An online vacation fund set up by a Toronto man to help a 68-year-old school bus monitor in upstate New York who was bullied to tears by a group of teenagers has surpassed half a million dollars — soaring past its goal of $5,000.
Karen Klein, who lives in the Rochester, N.Y., suburb of Greece, was tormented by four 13-year-old boys who hurled profanity-laced insults at the grandmother.
Video of the incident posted to YouTube went viral.
After seeing the video, Toronto resident Max Sidorov set up a web page on the fundraising service Indiegogo.
Sidorov, who said he was a victim of bullying himself as a young immigrant from Ukraine, originally set the fundraising goal at $5,000 so Klein — who lives on a salary of $15,000 a year — could be treated to a vacation.
Just after midnight Saturday, the fund had amassed more than $596,000, with 29 days remaining on the page's countdown.
"I felt deeply sad for Karen," said Sidorov, a 25-year-old nutritionist and graduate of York University. "I had some issues with bullying myself when I was a young kid and had just come to Canada, so I know where she's coming from."
Bus monitor overwhelmed by support
Klein said on CBC-TV's Connect with Mark Kelley on Thursday that she was overwhelmed by supportive emails, Facebook messages and flowers.
"It certainly has been an experience — one I'll never forget," she said.
Klein said she hasn't yet decided where she might go on vacation.
On Thursday, Sidorov said he also hoped the money could allow Klein to stop working.
The incident has led to calls for harsh punishment for the boys behind the bullying, who are reportedly under police protection.
"They've received death threats," Greece police Capt. Steve Chatterton said Thursday. "Their families have been threatened.
"We have custody of one of their cellphones, and he had over 1,000 missed calls and 1,000 text messages threatening him. And he's 13 years old. That must stop."
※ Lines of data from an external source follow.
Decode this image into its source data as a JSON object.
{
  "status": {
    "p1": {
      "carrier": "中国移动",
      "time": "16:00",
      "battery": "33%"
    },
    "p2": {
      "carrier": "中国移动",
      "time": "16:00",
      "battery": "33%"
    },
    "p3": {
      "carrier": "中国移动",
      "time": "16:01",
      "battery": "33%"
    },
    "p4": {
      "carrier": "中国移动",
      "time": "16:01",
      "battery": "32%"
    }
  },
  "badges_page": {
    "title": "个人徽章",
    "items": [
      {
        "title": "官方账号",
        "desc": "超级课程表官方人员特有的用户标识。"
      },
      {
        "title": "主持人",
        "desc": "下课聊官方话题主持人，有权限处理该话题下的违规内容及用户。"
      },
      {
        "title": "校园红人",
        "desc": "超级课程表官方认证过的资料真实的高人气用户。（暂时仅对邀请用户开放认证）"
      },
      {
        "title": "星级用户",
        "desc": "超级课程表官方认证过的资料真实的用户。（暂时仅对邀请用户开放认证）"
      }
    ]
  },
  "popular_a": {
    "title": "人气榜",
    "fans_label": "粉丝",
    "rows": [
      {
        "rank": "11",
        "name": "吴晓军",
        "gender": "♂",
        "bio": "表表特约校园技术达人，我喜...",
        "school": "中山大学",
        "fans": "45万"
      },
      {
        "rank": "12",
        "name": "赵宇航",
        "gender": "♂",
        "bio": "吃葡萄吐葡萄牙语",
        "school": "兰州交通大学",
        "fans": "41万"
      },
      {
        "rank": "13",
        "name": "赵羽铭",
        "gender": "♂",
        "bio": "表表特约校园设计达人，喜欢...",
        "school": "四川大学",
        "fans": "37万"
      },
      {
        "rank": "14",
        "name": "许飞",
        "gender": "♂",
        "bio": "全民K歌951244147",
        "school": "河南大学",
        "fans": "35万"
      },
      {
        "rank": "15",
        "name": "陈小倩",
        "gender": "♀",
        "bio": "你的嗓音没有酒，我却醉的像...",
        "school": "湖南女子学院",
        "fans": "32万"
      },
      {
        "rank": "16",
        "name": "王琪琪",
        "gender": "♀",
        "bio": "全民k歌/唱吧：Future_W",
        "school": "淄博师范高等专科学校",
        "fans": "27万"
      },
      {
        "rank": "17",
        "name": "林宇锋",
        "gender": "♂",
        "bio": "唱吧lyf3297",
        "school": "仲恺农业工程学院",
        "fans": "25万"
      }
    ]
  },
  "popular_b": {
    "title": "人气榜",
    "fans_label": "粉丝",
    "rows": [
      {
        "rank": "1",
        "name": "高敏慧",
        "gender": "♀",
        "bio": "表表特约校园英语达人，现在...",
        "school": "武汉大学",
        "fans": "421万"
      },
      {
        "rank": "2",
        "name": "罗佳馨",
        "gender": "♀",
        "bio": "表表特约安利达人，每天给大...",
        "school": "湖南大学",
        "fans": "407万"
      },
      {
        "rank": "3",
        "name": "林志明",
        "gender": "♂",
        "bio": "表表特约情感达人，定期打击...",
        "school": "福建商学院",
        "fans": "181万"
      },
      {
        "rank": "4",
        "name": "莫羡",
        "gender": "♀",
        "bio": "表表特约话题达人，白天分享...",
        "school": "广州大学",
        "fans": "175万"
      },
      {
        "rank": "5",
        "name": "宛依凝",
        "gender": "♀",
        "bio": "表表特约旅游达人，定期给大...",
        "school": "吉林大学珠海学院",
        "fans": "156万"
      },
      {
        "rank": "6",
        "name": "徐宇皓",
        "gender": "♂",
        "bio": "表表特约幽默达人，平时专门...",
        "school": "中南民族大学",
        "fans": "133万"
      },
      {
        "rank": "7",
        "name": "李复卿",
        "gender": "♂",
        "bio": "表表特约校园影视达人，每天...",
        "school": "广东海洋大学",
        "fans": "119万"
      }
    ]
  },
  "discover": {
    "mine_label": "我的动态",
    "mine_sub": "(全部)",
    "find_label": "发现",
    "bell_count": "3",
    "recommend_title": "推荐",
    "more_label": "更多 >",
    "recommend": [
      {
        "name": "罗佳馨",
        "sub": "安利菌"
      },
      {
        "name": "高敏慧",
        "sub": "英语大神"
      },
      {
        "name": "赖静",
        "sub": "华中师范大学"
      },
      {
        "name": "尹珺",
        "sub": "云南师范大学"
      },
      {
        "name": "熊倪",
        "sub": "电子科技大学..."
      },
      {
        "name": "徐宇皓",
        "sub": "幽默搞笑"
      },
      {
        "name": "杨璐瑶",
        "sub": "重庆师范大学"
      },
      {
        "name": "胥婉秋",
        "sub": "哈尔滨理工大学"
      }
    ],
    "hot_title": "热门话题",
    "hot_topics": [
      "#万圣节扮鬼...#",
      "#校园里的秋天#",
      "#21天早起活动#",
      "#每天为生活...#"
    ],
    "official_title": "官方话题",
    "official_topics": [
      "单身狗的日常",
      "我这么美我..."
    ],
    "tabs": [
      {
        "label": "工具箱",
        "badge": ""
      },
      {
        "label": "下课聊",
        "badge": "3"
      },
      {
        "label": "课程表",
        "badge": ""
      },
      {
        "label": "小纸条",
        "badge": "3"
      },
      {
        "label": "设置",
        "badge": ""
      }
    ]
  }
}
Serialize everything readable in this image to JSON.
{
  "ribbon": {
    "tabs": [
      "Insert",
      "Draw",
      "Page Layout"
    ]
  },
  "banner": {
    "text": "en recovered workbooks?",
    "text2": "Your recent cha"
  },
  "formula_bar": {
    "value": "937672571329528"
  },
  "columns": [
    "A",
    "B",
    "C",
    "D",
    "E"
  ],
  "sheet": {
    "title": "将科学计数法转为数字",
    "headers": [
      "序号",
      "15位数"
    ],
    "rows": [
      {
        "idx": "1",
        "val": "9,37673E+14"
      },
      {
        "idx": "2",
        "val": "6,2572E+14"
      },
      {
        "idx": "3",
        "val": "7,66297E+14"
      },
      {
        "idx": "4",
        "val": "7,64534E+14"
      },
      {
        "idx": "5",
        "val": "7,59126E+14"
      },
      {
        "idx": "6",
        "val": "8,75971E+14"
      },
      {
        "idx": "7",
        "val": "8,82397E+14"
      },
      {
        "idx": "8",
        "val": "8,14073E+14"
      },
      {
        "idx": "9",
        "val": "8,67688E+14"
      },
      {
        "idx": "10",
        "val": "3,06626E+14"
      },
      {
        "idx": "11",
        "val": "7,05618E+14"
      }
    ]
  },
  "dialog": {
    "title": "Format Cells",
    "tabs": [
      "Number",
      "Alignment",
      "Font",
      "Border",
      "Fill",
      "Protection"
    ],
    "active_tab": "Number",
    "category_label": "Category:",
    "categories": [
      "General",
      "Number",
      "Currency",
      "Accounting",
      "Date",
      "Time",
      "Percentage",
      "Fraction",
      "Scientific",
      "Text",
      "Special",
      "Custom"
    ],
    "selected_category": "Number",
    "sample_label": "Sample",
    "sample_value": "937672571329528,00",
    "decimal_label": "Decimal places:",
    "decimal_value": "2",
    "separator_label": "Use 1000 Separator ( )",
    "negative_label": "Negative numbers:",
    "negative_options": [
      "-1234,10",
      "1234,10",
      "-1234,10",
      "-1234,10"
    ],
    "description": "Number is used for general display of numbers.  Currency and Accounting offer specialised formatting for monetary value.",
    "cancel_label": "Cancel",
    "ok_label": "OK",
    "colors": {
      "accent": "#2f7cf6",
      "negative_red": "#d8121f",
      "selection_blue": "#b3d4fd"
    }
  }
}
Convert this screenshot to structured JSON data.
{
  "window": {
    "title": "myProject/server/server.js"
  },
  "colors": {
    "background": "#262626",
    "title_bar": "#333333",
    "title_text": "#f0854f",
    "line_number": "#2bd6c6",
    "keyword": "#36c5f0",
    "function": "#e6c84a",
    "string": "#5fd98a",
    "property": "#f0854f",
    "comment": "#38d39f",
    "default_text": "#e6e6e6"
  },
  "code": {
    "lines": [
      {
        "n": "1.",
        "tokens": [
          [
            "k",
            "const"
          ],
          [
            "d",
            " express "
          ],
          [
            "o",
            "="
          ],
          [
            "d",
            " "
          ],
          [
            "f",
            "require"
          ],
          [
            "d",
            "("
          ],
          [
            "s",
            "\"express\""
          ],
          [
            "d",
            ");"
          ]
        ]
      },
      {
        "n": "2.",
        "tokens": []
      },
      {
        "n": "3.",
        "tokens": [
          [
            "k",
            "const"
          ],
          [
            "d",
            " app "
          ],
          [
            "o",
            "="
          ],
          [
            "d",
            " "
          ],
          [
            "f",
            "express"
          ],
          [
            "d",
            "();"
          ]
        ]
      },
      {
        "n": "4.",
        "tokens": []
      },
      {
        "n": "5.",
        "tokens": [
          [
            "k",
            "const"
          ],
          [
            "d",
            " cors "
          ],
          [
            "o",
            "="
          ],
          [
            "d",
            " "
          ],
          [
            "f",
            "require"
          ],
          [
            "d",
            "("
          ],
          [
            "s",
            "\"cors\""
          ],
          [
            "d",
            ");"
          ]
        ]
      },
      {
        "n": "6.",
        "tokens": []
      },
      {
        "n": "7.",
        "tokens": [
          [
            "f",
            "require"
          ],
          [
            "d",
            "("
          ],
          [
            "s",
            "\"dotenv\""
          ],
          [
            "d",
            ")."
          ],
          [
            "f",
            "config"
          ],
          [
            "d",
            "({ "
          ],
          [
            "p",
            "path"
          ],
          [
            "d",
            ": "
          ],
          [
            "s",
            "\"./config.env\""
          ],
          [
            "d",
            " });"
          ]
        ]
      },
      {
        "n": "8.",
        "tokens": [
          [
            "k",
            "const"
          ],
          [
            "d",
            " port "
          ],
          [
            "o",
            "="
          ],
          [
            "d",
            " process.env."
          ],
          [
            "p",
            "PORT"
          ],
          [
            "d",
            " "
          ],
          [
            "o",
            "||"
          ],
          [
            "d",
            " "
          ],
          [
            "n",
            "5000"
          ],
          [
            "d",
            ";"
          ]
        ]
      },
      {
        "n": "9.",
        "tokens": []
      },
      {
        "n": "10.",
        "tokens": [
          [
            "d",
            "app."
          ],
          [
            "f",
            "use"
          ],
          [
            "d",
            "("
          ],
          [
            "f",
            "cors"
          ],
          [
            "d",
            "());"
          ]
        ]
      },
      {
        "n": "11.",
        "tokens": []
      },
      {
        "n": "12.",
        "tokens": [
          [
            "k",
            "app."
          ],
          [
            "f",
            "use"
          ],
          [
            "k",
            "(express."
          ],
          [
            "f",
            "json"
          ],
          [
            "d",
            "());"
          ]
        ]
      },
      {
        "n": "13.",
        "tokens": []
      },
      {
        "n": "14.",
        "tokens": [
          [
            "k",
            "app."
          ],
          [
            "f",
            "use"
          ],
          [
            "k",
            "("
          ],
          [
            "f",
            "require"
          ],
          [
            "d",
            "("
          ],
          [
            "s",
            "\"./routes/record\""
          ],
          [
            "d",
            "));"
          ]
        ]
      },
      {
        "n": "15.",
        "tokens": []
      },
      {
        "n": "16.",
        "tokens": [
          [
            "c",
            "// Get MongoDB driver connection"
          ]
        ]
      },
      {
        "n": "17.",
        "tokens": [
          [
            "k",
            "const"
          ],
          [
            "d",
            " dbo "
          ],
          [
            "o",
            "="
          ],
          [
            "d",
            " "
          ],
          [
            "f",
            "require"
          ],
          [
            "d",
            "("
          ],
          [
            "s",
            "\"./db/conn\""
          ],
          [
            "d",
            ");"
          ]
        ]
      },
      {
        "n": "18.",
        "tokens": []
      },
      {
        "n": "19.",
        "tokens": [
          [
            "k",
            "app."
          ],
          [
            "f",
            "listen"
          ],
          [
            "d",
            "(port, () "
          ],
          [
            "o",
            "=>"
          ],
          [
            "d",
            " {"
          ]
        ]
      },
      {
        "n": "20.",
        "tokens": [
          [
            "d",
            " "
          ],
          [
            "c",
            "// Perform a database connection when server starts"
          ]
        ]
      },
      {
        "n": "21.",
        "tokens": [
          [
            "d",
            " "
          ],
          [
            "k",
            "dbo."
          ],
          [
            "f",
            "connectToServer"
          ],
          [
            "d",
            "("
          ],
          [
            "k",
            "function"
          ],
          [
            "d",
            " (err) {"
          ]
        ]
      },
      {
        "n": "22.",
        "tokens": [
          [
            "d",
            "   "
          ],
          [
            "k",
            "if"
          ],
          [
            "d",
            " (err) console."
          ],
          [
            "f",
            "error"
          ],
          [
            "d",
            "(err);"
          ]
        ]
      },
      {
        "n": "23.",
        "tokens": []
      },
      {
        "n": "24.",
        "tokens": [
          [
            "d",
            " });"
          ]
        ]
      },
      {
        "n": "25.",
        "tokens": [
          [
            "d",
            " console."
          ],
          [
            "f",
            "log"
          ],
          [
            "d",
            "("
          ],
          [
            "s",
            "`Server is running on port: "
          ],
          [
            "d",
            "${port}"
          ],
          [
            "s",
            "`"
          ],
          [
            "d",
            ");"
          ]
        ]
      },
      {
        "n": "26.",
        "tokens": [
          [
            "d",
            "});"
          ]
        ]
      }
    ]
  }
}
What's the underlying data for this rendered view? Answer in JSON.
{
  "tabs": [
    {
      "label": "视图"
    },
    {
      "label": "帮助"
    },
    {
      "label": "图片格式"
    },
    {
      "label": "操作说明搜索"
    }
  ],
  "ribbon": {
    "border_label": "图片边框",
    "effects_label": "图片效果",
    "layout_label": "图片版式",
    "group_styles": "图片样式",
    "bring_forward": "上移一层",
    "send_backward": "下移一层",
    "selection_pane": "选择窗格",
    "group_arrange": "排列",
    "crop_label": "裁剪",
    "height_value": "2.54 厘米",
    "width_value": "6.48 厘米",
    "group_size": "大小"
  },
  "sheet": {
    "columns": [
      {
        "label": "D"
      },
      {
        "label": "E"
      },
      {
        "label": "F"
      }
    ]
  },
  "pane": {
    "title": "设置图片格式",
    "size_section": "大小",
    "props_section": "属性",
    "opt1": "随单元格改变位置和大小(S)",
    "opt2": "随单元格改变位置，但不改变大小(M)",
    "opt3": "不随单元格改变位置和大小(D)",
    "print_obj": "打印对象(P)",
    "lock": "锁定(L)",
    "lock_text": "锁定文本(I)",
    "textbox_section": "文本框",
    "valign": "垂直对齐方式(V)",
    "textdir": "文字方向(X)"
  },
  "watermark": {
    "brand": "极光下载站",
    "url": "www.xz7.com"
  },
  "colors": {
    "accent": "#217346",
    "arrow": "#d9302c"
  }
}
Despite Sidorov's efforts to help Klein, he has been accused of using the campaign to promote his own nutrition book.
Sidorov said he provided a link to the book on the fundraising campaign page because people kept asking how they could help him in return.